PROBLEM TO WORK ON: Everything in the entries except the pictures should be repeated exactly.

[RECORD SET — start]

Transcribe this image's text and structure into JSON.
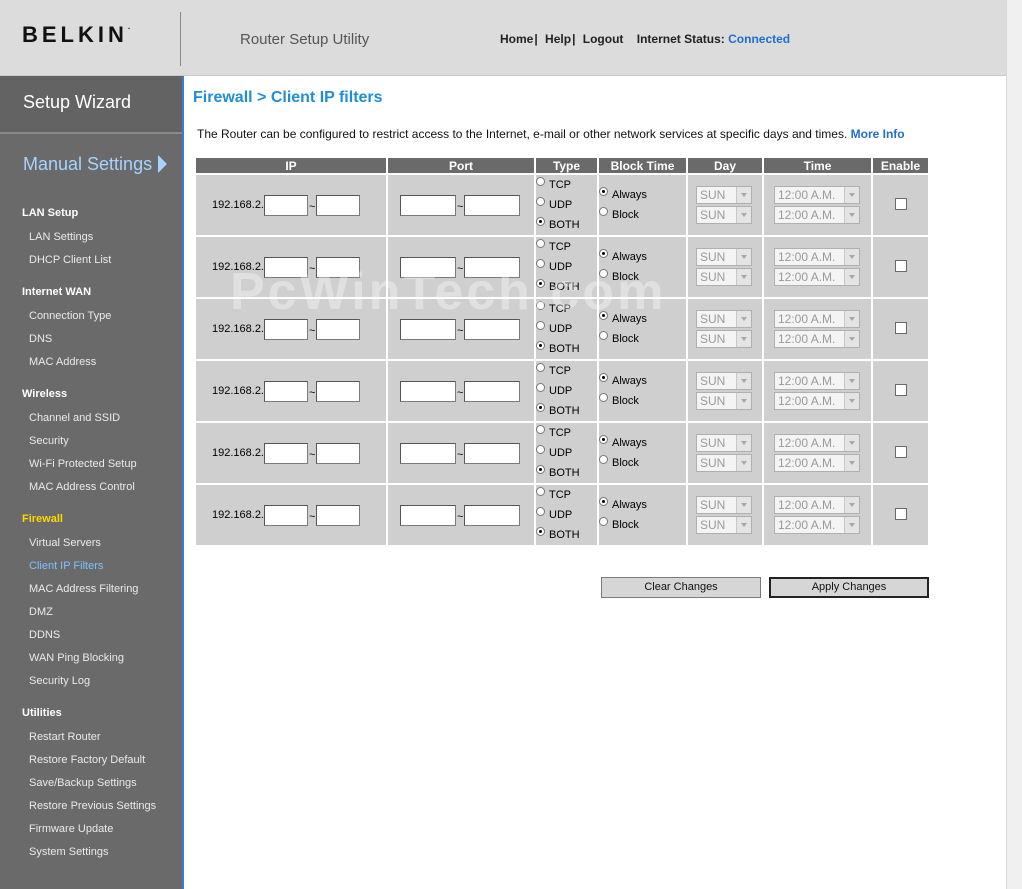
{
  "header": {
    "logo": "BELKIN",
    "logo_mark": ".",
    "utility_title": "Router Setup Utility",
    "nav": [
      "Home",
      "Help",
      "Logout"
    ],
    "nav_sep": "|",
    "status_label": "Internet Status:",
    "status_value": "Connected"
  },
  "sidebar": {
    "setup_wizard": "Setup Wizard",
    "manual_settings": "Manual Settings",
    "sections": [
      {
        "title": "LAN Setup",
        "items": [
          "LAN Settings",
          "DHCP Client List"
        ]
      },
      {
        "title": "Internet WAN",
        "items": [
          "Connection Type",
          "DNS",
          "MAC Address"
        ]
      },
      {
        "title": "Wireless",
        "items": [
          "Channel and SSID",
          "Security",
          "Wi-Fi Protected Setup",
          "MAC Address Control"
        ]
      },
      {
        "title": "Firewall",
        "items": [
          "Virtual Servers",
          "Client IP Filters",
          "MAC Address Filtering",
          "DMZ",
          "DDNS",
          "WAN Ping Blocking",
          "Security Log"
        ]
      },
      {
        "title": "Utilities",
        "items": [
          "Restart Router",
          "Restore Factory Default",
          "Save/Backup Settings",
          "Restore Previous Settings",
          "Firmware Update",
          "System Settings"
        ]
      }
    ]
  },
  "main": {
    "title": "Firewall > Client IP filters",
    "intro": "The Router can be configured to restrict access to the Internet, e-mail or other network services at specific days and times.",
    "more_info": "More Info",
    "columns": [
      "IP",
      "Port",
      "Type",
      "Block Time",
      "Day",
      "Time",
      "Enable"
    ],
    "rows": [
      {
        "ip_prefix": "192.168.2.",
        "tilde": "~",
        "types": [
          "TCP",
          "UDP",
          "BOTH"
        ],
        "type_selected": "BOTH",
        "block": [
          "Always",
          "Block"
        ],
        "block_selected": "Always",
        "day_from": "SUN",
        "day_to": "SUN",
        "time_from": "12:00 A.M.",
        "time_to": "12:00 A.M.",
        "enabled": false
      },
      {
        "ip_prefix": "192.168.2.",
        "tilde": "~",
        "types": [
          "TCP",
          "UDP",
          "BOTH"
        ],
        "type_selected": "BOTH",
        "block": [
          "Always",
          "Block"
        ],
        "block_selected": "Always",
        "day_from": "SUN",
        "day_to": "SUN",
        "time_from": "12:00 A.M.",
        "time_to": "12:00 A.M.",
        "enabled": false
      },
      {
        "ip_prefix": "192.168.2.",
        "tilde": "~",
        "types": [
          "TCP",
          "UDP",
          "BOTH"
        ],
        "type_selected": "BOTH",
        "block": [
          "Always",
          "Block"
        ],
        "block_selected": "Always",
        "day_from": "SUN",
        "day_to": "SUN",
        "time_from": "12:00 A.M.",
        "time_to": "12:00 A.M.",
        "enabled": false
      },
      {
        "ip_prefix": "192.168.2.",
        "tilde": "~",
        "types": [
          "TCP",
          "UDP",
          "BOTH"
        ],
        "type_selected": "BOTH",
        "block": [
          "Always",
          "Block"
        ],
        "block_selected": "Always",
        "day_from": "SUN",
        "day_to": "SUN",
        "time_from": "12:00 A.M.",
        "time_to": "12:00 A.M.",
        "enabled": false
      },
      {
        "ip_prefix": "192.168.2.",
        "tilde": "~",
        "types": [
          "TCP",
          "UDP",
          "BOTH"
        ],
        "type_selected": "BOTH",
        "block": [
          "Always",
          "Block"
        ],
        "block_selected": "Always",
        "day_from": "SUN",
        "day_to": "SUN",
        "time_from": "12:00 A.M.",
        "time_to": "12:00 A.M.",
        "enabled": false
      },
      {
        "ip_prefix": "192.168.2.",
        "tilde": "~",
        "types": [
          "TCP",
          "UDP",
          "BOTH"
        ],
        "type_selected": "BOTH",
        "block": [
          "Always",
          "Block"
        ],
        "block_selected": "Always",
        "day_from": "SUN",
        "day_to": "SUN",
        "time_from": "12:00 A.M.",
        "time_to": "12:00 A.M.",
        "enabled": false
      }
    ],
    "clear_label": "Clear Changes",
    "apply_label": "Apply Changes"
  },
  "watermark": "PcWinTech.com",
  "colors": {
    "accent": "#1f8ed8",
    "sidebar_bg": "#6a6a6a",
    "active_section": "#ffd700",
    "active_item": "#7fc0ff"
  }
}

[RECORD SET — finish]

SOLUTION FOR THIS EXERCISE:
Transcribe this image's text and structure into JSON.
{
  "header": {
    "logo": "BELKIN",
    "logo_mark": ".",
    "utility_title": "Router Setup Utility",
    "nav": [
      "Home",
      "Help",
      "Logout"
    ],
    "nav_sep": "|",
    "status_label": "Internet Status:",
    "status_value": "Connected"
  },
  "sidebar": {
    "setup_wizard": "Setup Wizard",
    "manual_settings": "Manual Settings",
    "sections": [
      {
        "title": "LAN Setup",
        "items": [
          "LAN Settings",
          "DHCP Client List"
        ]
      },
      {
        "title": "Internet WAN",
        "items": [
          "Connection Type",
          "DNS",
          "MAC Address"
        ]
      },
      {
        "title": "Wireless",
        "items": [
          "Channel and SSID",
          "Security",
          "Wi-Fi Protected Setup",
          "MAC Address Control"
        ]
      },
      {
        "title": "Firewall",
        "items": [
          "Virtual Servers",
          "Client IP Filters",
          "MAC Address Filtering",
          "DMZ",
          "DDNS",
          "WAN Ping Blocking",
          "Security Log"
        ]
      },
      {
        "title": "Utilities",
        "items": [
          "Restart Router",
          "Restore Factory Default",
          "Save/Backup Settings",
          "Restore Previous Settings",
          "Firmware Update",
          "System Settings"
        ]
      }
    ]
  },
  "main": {
    "title": "Firewall > Client IP filters",
    "intro": "The Router can be configured to restrict access to the Internet, e-mail or other network services at specific days and times.",
    "more_info": "More Info",
    "columns": [
      "IP",
      "Port",
      "Type",
      "Block Time",
      "Day",
      "Time",
      "Enable"
    ],
    "rows": [
      {
        "ip_prefix": "192.168.2.",
        "tilde": "~",
        "types": [
          "TCP",
          "UDP",
          "BOTH"
        ],
        "type_selected": "BOTH",
        "block": [
          "Always",
          "Block"
        ],
        "block_selected": "Always",
        "day_from": "SUN",
        "day_to": "SUN",
        "time_from": "12:00 A.M.",
        "time_to": "12:00 A.M.",
        "enabled": false
      },
      {
        "ip_prefix": "192.168.2.",
        "tilde": "~",
        "types": [
          "TCP",
          "UDP",
          "BOTH"
        ],
        "type_selected": "BOTH",
        "block": [
          "Always",
          "Block"
        ],
        "block_selected": "Always",
        "day_from": "SUN",
        "day_to": "SUN",
        "time_from": "12:00 A.M.",
        "time_to": "12:00 A.M.",
        "enabled": false
      },
      {
        "ip_prefix": "192.168.2.",
        "tilde": "~",
        "types": [
          "TCP",
          "UDP",
          "BOTH"
        ],
        "type_selected": "BOTH",
        "block": [
          "Always",
          "Block"
        ],
        "block_selected": "Always",
        "day_from": "SUN",
        "day_to": "SUN",
        "time_from": "12:00 A.M.",
        "time_to": "12:00 A.M.",
        "enabled": false
      },
      {
        "ip_prefix": "192.168.2.",
        "tilde": "~",
        "types": [
          "TCP",
          "UDP",
          "BOTH"
        ],
        "type_selected": "BOTH",
        "block": [
          "Always",
          "Block"
        ],
        "block_selected": "Always",
        "day_from": "SUN",
        "day_to": "SUN",
        "time_from": "12:00 A.M.",
        "time_to": "12:00 A.M.",
        "enabled": false
      },
      {
        "ip_prefix": "192.168.2.",
        "tilde": "~",
        "types": [
          "TCP",
          "UDP",
          "BOTH"
        ],
        "type_selected": "BOTH",
        "block": [
          "Always",
          "Block"
        ],
        "block_selected": "Always",
        "day_from": "SUN",
        "day_to": "SUN",
        "time_from": "12:00 A.M.",
        "time_to": "12:00 A.M.",
        "enabled": false
      },
      {
        "ip_prefix": "192.168.2.",
        "tilde": "~",
        "types": [
          "TCP",
          "UDP",
          "BOTH"
        ],
        "type_selected": "BOTH",
        "block": [
          "Always",
          "Block"
        ],
        "block_selected": "Always",
        "day_from": "SUN",
        "day_to": "SUN",
        "time_from": "12:00 A.M.",
        "time_to": "12:00 A.M.",
        "enabled": false
      }
    ],
    "clear_label": "Clear Changes",
    "apply_label": "Apply Changes"
  },
  "watermark": "PcWinTech.com",
  "colors": {
    "accent": "#1f8ed8",
    "sidebar_bg": "#6a6a6a",
    "active_section": "#ffd700",
    "active_item": "#7fc0ff"
  }
}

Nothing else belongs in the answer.